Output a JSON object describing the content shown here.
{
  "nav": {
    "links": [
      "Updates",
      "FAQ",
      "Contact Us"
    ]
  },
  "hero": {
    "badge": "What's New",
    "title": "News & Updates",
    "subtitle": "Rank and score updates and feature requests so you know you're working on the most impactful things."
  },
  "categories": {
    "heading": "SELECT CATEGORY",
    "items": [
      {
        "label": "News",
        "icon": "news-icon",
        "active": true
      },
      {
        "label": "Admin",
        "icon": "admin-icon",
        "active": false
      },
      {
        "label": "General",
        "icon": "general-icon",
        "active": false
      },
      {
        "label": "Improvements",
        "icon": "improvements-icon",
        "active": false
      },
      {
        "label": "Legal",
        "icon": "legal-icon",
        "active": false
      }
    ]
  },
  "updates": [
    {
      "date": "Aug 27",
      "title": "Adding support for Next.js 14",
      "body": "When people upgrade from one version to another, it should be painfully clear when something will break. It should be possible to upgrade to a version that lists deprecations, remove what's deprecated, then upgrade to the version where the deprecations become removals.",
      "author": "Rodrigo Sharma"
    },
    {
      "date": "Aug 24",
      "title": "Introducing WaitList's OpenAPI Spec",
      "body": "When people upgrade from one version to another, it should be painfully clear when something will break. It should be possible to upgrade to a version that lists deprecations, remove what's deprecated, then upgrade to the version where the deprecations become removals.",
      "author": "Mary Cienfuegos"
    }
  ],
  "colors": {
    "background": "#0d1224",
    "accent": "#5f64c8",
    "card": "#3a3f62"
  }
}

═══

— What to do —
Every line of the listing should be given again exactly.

— Answer to the problem —
Output a JSON object describing the content shown here.
{
  "nav": {
    "links": [
      "Updates",
      "FAQ",
      "Contact Us"
    ]
  },
  "hero": {
    "badge": "What's New",
    "title": "News & Updates",
    "subtitle": "Rank and score updates and feature requests so you know you're working on the most impactful things."
  },
  "categories": {
    "heading": "SELECT CATEGORY",
    "items": [
      {
        "label": "News",
        "icon": "news-icon",
        "active": true
      },
      {
        "label": "Admin",
        "icon": "admin-icon",
        "active": false
      },
      {
        "label": "General",
        "icon": "general-icon",
        "active": false
      },
      {
        "label": "Improvements",
        "icon": "improvements-icon",
        "active": false
      },
      {
        "label": "Legal",
        "icon": "legal-icon",
        "active": false
      }
    ]
  },
  "updates": [
    {
      "date": "Aug 27",
      "title": "Adding support for Next.js 14",
      "body": "When people upgrade from one version to another, it should be painfully clear when something will break. It should be possible to upgrade to a version that lists deprecations, remove what's deprecated, then upgrade to the version where the deprecations become removals.",
      "author": "Rodrigo Sharma"
    },
    {
      "date": "Aug 24",
      "title": "Introducing WaitList's OpenAPI Spec",
      "body": "When people upgrade from one version to another, it should be painfully clear when something will break. It should be possible to upgrade to a version that lists deprecations, remove what's deprecated, then upgrade to the version where the deprecations become removals.",
      "author": "Mary Cienfuegos"
    }
  ],
  "colors": {
    "background": "#0d1224",
    "accent": "#5f64c8",
    "card": "#3a3f62"
  }
}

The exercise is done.